* [YOUR INSTRUCTIONS]: Exact reproduction of all the entries is required, without any of their pictures.

Extracted records:
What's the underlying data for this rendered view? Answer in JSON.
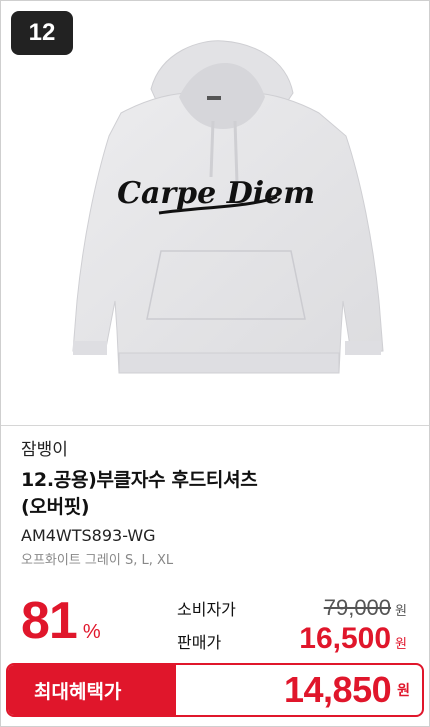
{
  "rank": "12",
  "product": {
    "brand": "잠뱅이",
    "name_line1": "12.공용)부클자수 후드티셔츠",
    "name_line2": "(오버핏)",
    "model": "AM4WTS893-WG",
    "option": "오프화이트 그레이 S, L, XL",
    "print_text": "Carpe Diem",
    "color": "#e8e8ea"
  },
  "pricing": {
    "discount_number": "81",
    "discount_unit": "%",
    "retail_label": "소비자가",
    "retail_price": "79,000",
    "sale_label": "판매가",
    "sale_price": "16,500",
    "currency": "원"
  },
  "max_benefit": {
    "label": "최대혜택가",
    "price": "14,850",
    "currency": "원"
  },
  "colors": {
    "accent": "#e0162b",
    "badge": "#222222"
  }
}
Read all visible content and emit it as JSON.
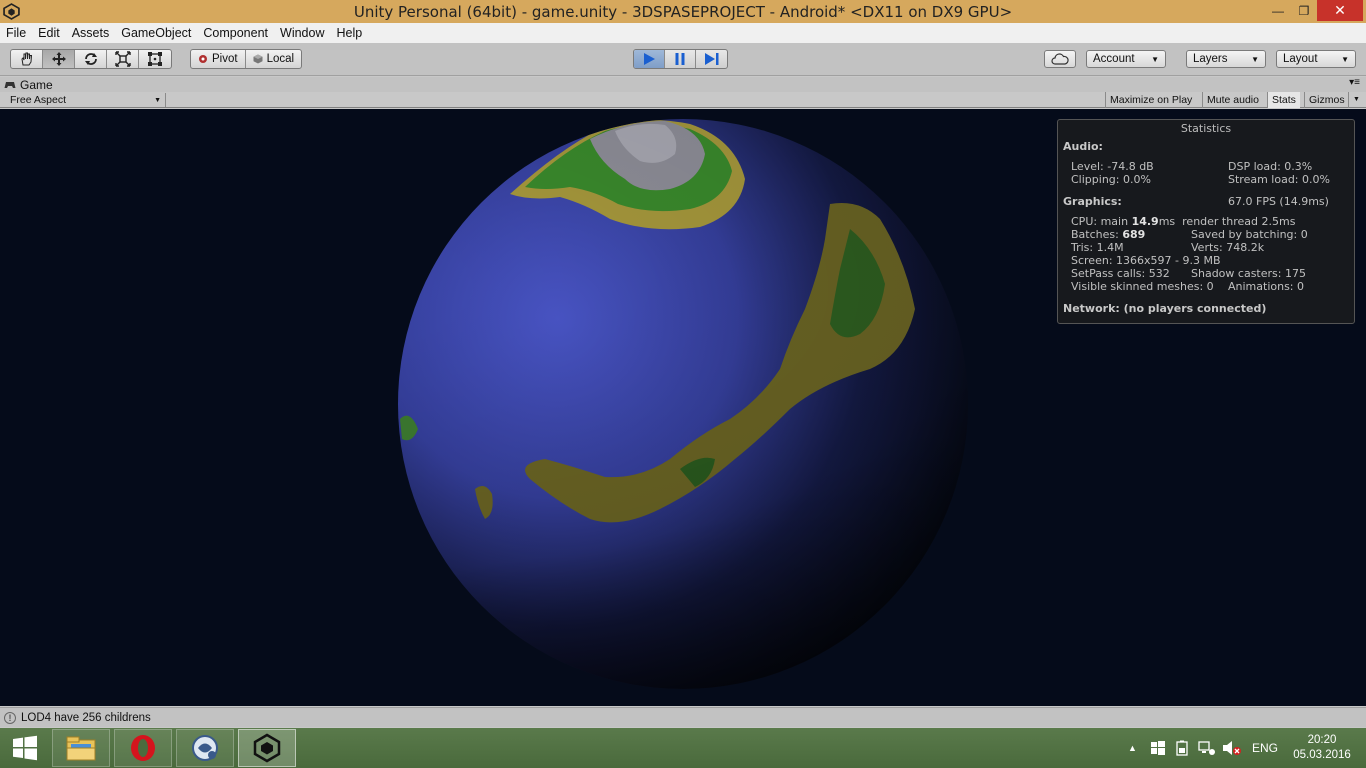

* [ANSWER]:
What's the underlying data for this rendered view? Answer in JSON.
{
  "rank": "12",
  "product": {
    "brand": "잠뱅이",
    "name_line1": "12.공용)부클자수 후드티셔츠",
    "name_line2": "(오버핏)",
    "model": "AM4WTS893-WG",
    "option": "오프화이트 그레이 S, L, XL",
    "print_text": "Carpe Diem",
    "color": "#e8e8ea"
  },
  "pricing": {
    "discount_number": "81",
    "discount_unit": "%",
    "retail_label": "소비자가",
    "retail_price": "79,000",
    "sale_label": "판매가",
    "sale_price": "16,500",
    "currency": "원"
  },
  "max_benefit": {
    "label": "최대혜택가",
    "price": "14,850",
    "currency": "원"
  },
  "colors": {
    "accent": "#e0162b",
    "badge": "#222222"
  }
}
Read all visible content and emit it as JSON.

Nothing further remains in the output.